Who will take care of data security?
Irrespective of data protection laws, two-thirds of IT companies have serious concerns about edge computing security. A larger network of devices by its nature creates a wider surface for malicious attacks. Data breaches can happen during communication between edge computing servers, or when sensitive information is processed and stored locally.
Large tech providers typically take security concerns seriously, perform regular vulnerability assessments, update firmware and software, and quickly address issues, should they occur. If you implement the edge architecture on your own, contemplate safety precautions in advance.
The vital countermeasures to edge-related cyber threats are
- prioritizing regular software updates to all devices to ensure that you run the bug-free version with all the most current patches and
- performing side-channel analysis to detect unusual system behaviors (like increased power consumption) or timing delays) and thus identify installation of malicious hardware or software at the edge.
Anyway, companies rowing their own boat have to invest heavily in strategies and workforce to minimize security risks.

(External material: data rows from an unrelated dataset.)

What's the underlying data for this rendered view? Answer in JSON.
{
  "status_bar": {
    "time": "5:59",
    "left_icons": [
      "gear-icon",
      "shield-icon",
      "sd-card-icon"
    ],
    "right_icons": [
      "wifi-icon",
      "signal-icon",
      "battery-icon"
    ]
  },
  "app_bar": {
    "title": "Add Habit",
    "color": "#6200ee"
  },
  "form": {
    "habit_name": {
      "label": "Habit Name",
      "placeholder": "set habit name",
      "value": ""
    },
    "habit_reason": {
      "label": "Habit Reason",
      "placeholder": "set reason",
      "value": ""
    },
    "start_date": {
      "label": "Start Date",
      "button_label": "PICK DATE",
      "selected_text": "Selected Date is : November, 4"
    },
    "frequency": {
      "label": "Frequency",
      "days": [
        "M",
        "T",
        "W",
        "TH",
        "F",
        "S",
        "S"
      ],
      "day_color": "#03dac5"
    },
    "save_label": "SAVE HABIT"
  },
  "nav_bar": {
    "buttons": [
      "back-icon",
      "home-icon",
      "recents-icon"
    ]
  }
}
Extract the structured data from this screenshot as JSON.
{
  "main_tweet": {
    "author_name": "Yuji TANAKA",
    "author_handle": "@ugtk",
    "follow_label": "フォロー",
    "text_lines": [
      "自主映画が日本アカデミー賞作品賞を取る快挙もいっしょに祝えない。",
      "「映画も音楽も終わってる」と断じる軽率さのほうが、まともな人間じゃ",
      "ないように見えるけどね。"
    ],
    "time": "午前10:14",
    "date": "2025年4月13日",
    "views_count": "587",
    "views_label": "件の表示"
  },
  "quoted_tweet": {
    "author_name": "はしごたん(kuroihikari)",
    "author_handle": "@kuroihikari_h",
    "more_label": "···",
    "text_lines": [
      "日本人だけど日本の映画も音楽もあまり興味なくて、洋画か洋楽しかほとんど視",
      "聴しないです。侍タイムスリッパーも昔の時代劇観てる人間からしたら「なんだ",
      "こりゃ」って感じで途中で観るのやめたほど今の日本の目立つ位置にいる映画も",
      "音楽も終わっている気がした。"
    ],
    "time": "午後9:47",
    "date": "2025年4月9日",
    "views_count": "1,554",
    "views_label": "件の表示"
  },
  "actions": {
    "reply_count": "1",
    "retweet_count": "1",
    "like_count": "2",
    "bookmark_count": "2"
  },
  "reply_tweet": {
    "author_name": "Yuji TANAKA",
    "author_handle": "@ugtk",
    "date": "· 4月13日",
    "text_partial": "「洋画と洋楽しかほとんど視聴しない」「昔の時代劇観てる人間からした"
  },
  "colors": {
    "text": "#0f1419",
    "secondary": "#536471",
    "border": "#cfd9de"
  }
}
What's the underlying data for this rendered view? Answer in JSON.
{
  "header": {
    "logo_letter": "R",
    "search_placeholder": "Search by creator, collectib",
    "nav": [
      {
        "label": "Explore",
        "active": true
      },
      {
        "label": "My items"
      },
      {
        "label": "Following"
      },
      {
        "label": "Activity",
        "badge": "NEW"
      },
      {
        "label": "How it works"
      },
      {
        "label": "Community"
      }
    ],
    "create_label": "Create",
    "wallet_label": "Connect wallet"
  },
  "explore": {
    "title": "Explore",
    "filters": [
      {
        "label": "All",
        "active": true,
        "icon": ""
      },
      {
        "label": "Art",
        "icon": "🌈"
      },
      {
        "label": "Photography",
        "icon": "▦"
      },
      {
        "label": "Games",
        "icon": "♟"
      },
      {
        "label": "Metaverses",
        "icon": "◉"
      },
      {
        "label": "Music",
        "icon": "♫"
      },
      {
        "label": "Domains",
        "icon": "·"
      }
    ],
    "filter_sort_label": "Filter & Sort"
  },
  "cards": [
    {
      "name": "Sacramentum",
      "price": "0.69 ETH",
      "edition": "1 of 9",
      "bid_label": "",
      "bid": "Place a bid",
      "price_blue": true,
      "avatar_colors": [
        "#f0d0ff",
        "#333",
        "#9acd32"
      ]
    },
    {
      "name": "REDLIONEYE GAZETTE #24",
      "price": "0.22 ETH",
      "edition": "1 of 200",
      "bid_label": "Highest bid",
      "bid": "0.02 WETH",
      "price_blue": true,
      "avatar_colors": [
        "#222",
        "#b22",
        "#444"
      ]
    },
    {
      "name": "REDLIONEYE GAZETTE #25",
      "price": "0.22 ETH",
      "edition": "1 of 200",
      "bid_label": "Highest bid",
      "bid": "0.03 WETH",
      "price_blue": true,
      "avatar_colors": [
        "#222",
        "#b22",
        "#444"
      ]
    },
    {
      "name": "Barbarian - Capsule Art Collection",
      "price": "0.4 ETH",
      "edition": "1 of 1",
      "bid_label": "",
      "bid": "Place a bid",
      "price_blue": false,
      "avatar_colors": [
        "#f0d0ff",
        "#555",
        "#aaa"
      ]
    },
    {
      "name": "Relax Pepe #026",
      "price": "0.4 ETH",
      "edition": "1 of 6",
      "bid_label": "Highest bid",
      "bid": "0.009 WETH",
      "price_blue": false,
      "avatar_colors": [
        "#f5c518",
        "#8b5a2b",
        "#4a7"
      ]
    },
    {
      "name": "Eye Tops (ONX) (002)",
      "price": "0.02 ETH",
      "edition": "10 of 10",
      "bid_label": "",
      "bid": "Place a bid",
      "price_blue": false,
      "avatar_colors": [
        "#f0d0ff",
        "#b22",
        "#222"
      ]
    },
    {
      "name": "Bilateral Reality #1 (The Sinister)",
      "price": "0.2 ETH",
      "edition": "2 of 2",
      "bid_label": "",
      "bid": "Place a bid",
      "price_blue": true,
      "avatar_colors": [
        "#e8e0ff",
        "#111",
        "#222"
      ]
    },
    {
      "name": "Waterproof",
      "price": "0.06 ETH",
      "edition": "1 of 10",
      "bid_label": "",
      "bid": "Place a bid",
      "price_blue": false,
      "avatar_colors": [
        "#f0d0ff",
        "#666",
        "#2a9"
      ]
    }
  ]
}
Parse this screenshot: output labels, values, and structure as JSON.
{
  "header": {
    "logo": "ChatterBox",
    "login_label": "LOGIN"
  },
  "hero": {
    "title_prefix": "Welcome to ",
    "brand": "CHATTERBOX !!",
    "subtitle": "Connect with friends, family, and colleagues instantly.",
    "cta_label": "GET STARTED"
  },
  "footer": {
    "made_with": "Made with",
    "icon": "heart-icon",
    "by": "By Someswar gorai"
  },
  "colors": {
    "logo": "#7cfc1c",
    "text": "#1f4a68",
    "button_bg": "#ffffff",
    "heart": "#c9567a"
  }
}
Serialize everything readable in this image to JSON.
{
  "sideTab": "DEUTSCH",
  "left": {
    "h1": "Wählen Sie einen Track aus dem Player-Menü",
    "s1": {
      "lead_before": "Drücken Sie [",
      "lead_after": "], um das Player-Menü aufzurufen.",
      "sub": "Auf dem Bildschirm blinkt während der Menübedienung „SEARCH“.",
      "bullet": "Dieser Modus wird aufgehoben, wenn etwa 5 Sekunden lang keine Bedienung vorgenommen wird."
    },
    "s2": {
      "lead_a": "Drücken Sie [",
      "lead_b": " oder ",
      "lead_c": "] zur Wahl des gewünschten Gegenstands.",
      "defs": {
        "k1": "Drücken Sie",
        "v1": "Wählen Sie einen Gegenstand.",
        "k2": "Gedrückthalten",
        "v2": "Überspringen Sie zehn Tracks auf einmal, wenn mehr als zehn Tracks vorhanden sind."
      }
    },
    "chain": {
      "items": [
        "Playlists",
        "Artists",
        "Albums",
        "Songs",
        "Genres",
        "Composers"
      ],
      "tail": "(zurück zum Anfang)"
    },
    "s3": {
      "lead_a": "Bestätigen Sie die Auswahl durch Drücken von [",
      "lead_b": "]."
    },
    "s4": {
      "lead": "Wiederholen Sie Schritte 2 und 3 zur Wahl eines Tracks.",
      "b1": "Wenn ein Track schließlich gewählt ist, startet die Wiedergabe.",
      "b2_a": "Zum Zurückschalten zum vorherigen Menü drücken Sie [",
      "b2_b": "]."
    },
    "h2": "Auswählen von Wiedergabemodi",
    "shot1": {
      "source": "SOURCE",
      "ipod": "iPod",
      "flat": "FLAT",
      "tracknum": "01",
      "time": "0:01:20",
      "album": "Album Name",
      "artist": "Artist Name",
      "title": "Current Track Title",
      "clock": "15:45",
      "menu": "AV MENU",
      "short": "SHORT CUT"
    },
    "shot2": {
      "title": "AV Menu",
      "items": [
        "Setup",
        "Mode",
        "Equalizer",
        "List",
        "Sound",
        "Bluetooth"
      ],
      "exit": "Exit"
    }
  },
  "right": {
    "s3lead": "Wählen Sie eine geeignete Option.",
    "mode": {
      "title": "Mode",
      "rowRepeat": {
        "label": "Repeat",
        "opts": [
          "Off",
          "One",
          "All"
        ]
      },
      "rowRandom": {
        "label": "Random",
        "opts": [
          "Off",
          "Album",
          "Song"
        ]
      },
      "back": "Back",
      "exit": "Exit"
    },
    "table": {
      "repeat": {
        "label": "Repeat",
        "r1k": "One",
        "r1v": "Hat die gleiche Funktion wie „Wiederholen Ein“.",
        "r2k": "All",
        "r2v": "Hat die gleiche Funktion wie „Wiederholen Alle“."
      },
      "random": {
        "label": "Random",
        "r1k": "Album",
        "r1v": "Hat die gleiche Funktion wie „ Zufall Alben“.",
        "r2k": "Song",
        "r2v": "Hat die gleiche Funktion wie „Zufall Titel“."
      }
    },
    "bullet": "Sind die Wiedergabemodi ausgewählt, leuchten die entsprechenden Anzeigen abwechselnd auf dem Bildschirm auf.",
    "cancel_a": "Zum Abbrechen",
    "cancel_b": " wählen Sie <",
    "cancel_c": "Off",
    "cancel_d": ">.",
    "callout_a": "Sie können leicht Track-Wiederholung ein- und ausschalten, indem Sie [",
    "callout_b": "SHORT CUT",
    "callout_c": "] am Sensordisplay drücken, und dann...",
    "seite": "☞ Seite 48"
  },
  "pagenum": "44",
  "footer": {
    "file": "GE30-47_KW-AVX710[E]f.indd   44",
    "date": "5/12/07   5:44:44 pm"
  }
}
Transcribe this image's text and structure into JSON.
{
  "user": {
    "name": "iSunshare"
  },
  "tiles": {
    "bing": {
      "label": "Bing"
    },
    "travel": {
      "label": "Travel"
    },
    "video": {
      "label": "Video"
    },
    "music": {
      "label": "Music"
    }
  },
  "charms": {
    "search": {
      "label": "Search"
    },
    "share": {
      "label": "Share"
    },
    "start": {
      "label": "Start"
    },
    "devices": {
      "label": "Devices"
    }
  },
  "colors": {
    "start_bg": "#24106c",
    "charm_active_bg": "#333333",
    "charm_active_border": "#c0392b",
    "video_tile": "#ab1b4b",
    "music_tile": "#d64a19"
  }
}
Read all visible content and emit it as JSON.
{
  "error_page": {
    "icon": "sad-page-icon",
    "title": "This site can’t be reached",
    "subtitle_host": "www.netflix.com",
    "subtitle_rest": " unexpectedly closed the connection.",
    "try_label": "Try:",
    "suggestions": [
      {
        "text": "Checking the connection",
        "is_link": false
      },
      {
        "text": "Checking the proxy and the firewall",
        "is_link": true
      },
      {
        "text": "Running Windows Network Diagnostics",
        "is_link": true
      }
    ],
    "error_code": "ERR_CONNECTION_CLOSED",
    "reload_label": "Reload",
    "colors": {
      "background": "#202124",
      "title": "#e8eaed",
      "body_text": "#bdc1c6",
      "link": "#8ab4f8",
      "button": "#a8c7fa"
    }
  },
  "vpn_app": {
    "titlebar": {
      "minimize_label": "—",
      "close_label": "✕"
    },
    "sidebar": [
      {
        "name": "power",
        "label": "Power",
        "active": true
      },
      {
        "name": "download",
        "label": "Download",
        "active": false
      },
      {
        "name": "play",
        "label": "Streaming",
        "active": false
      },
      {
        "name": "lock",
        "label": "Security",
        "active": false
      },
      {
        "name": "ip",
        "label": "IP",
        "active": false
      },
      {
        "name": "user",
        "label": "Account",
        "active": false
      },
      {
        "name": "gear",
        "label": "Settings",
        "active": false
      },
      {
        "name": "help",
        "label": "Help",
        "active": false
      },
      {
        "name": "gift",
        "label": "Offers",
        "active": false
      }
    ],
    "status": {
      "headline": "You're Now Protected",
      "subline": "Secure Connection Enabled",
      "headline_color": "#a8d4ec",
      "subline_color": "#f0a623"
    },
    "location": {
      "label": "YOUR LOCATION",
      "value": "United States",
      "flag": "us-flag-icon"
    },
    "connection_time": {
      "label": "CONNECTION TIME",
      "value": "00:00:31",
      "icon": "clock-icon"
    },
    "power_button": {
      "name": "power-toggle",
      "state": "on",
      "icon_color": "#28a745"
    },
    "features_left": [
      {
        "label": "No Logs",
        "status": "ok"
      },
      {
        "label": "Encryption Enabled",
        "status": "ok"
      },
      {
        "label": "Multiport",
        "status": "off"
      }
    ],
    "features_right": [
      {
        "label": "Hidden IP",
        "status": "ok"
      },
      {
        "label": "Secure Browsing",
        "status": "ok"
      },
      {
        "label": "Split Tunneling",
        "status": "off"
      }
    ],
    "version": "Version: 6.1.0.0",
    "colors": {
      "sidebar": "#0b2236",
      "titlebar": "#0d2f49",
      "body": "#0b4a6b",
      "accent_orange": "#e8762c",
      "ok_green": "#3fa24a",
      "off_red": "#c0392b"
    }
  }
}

What analytical tasks are you going to perform?
Keep in mind, that no matter the provider, edge hardware doesn’t compare with large central servers in processing power. MPUs with limited memory and performance can’t run large libraries, heavyweight algorithms, and complex tools like Apache Spark.
So, for advanced analytical tasks, you still need a powerful cloud or on-premise processing unit. Peripheral analytics, in turn, requires lightweight algorithms supporting basic processing and machine learning. Vendors bridge periphery and the core. Their offering typically includes ready-to-use edge AI models along with the environment for edge software development, deployment, and orchestration.
How to choose the right edge computing partner
Considering the complexity of the edge infrastructure, no wonder that most companies — even tech-savvy ones — finally look for assistance from third parties. The following recommendations will help you make a safe choice.
Don’t switch providers for no particular reason. If you already use Azure cloud or Cisco equipment, it’s wise to extend your partnership to edge computing. Anyway, sticking to one vendor will save you time on staff retraining, can bring discounts for loyalty and ensure compatibility across software and hardware pieces of the puzzle.
Pay attention to real-life use cases. Edge computing is still a nascent technology, and most existing providers have been doing at it just a few years. To understand if a particular organization can be really helpful, take a look at their portfolio. Edge computing in healthcare, agriculture, manufacturing, or smart cities requires different domain and technical expertise. To be on the safe side, choose the vendor with projects relevant to your industry.
Run a prototype. Many edge computing platforms offer a free tier. Say, AWS allows you to connect three new IoT Greengrass devices monthly for nothing with a one-year trial period. Seize this opportunity to test your concept.
Take a measured approach. If you are still not sure about a particular vendor and generally about the very idea, deploy just a portion of your computing to the edge. You can scale out later when you make up your mind.